Another option could be that Ann and Selina Witcombe were both daughters of Samuel Burt.

Sources for Ann UNKNOWN:

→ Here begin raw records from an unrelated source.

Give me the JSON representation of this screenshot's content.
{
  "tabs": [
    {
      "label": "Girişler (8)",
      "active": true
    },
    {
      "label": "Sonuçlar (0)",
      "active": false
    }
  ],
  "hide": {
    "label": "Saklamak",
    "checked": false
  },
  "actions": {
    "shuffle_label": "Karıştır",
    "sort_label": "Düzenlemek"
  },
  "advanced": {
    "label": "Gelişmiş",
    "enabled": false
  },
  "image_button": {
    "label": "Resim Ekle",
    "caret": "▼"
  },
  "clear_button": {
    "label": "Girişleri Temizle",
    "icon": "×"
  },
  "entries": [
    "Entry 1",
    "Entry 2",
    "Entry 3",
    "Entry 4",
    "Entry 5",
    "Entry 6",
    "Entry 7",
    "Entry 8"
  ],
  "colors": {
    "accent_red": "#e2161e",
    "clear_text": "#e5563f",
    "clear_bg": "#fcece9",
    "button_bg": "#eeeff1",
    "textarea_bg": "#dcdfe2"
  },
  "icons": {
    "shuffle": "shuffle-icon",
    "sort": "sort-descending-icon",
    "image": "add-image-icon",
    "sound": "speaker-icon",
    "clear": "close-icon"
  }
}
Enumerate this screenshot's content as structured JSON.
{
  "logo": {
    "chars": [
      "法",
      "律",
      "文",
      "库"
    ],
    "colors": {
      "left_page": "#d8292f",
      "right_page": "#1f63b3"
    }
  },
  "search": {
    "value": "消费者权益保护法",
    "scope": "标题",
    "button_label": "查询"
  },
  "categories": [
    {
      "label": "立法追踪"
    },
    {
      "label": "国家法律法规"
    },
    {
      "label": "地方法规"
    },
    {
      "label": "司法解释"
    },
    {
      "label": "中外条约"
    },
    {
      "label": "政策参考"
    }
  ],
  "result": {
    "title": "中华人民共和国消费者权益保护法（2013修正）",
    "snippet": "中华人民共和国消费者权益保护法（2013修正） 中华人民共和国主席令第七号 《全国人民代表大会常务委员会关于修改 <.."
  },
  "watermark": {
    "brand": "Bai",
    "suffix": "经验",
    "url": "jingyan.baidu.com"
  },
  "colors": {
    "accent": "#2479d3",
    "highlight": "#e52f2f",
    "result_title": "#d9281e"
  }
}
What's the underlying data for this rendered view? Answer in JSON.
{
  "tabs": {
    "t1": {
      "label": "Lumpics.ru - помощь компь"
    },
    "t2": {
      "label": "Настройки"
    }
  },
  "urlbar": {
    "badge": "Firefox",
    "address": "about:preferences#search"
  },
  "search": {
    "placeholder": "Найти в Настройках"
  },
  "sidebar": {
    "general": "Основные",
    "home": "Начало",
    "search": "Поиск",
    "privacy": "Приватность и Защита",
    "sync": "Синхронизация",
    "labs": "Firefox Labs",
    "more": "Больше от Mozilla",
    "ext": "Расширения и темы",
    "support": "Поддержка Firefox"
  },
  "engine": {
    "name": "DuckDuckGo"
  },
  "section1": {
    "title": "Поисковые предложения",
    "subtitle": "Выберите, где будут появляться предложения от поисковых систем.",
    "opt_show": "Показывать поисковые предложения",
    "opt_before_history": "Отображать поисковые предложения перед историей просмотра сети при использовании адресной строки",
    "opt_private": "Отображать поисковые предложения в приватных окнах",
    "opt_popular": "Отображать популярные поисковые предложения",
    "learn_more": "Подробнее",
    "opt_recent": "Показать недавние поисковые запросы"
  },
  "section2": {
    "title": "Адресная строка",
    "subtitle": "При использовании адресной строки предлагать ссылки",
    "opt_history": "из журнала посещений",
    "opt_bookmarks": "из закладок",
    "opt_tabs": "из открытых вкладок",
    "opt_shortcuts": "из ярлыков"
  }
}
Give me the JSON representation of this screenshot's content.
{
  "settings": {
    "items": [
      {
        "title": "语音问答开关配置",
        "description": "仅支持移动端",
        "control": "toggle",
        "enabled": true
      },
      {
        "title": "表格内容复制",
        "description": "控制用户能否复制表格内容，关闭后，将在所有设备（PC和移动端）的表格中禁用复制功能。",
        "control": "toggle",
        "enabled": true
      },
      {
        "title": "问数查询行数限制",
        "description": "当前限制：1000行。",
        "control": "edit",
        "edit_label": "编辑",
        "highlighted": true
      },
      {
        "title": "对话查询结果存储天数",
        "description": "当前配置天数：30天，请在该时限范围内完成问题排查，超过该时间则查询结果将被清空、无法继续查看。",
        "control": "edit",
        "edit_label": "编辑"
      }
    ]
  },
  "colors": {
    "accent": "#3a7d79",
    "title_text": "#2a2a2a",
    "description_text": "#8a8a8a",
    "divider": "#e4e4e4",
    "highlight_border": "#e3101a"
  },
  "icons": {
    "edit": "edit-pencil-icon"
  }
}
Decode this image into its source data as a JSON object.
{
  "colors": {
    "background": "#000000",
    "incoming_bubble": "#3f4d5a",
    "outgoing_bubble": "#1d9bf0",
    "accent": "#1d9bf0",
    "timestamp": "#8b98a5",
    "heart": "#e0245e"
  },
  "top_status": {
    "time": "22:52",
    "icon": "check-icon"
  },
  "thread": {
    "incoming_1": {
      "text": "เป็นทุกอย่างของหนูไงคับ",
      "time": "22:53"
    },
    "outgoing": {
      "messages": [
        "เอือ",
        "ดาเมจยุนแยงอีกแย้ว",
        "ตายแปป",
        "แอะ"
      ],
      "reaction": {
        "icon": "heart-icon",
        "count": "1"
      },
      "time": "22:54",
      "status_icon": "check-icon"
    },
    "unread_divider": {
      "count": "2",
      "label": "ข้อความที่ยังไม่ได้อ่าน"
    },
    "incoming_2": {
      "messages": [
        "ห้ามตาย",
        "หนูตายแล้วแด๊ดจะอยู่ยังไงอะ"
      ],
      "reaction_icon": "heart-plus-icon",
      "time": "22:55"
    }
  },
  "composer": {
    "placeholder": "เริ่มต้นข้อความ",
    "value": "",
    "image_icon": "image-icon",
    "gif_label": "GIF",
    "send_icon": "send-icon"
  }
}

  1. 1841 British Census, 1841 British Census gave her age as 33